5. Choose where you want to tone up: Since swimming involves a variety of strokes that use different muscles, you can target the areas you most want to tone – be it legs, upper arms, or stomach muscles. Keller’s website includes techniques for doing each stroke.
6. It’s cheap: Unlike some sports which require a lot of equipment, swimming just requires a swim suit, bathing cap and a pair of decent goggles and of course a pool, which most cities and mid-size communities have. It’s also a great summer exercise since you can cool down and work out at the same time.
7. Suitable for all ages:That’s why they say swimming is ‘cradle to grave.’ You simply adjust the pace to your age and ability.
8. It’s social: “If you swim regularly you’ll most likely make new friends of all ages,” says Keller, “since people not only swim at the pool but also like to relax, socialize and talk. My impression is that swimmers are usually positive and in a good mood.”
If you aren’t already a swimmer, but think you might like to start, first check with your doctor to make sure there aren’t any health issues to take into account. You might even want to enroll in swim lessons. An instructor can not only help build swimming skills, but alleviate any fears you might have about the water.
“Take it slow in the beginning and progress at your own pace,” suggests Keller. “Don’t try to measure up to a 20-year-old speeding through the water.

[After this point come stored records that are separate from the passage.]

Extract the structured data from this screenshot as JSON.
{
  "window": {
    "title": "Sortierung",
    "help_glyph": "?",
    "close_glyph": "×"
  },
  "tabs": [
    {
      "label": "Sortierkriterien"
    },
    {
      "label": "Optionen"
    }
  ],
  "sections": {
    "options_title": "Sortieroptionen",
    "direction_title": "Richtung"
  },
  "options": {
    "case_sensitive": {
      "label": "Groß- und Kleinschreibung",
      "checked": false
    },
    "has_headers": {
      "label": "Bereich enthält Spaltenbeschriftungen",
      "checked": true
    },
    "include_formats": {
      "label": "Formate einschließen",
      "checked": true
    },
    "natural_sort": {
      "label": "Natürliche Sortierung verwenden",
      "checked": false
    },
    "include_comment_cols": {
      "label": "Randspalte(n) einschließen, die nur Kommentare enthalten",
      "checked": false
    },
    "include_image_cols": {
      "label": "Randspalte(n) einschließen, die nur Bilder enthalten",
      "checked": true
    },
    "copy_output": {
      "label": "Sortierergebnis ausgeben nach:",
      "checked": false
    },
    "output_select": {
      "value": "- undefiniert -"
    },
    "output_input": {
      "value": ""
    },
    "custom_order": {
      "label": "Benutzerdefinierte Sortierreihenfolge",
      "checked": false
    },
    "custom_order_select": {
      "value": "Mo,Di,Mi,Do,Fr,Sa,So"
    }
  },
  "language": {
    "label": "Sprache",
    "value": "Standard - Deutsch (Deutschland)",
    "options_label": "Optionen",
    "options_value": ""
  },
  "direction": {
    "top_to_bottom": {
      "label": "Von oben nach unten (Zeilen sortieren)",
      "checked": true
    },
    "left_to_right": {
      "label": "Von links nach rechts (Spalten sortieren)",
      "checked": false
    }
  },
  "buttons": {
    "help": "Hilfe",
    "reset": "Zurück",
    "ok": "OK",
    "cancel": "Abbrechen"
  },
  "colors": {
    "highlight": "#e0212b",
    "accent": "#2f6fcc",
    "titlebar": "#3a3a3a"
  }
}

Instead, enjoy the experience of swimming – of floating and moving through the water.”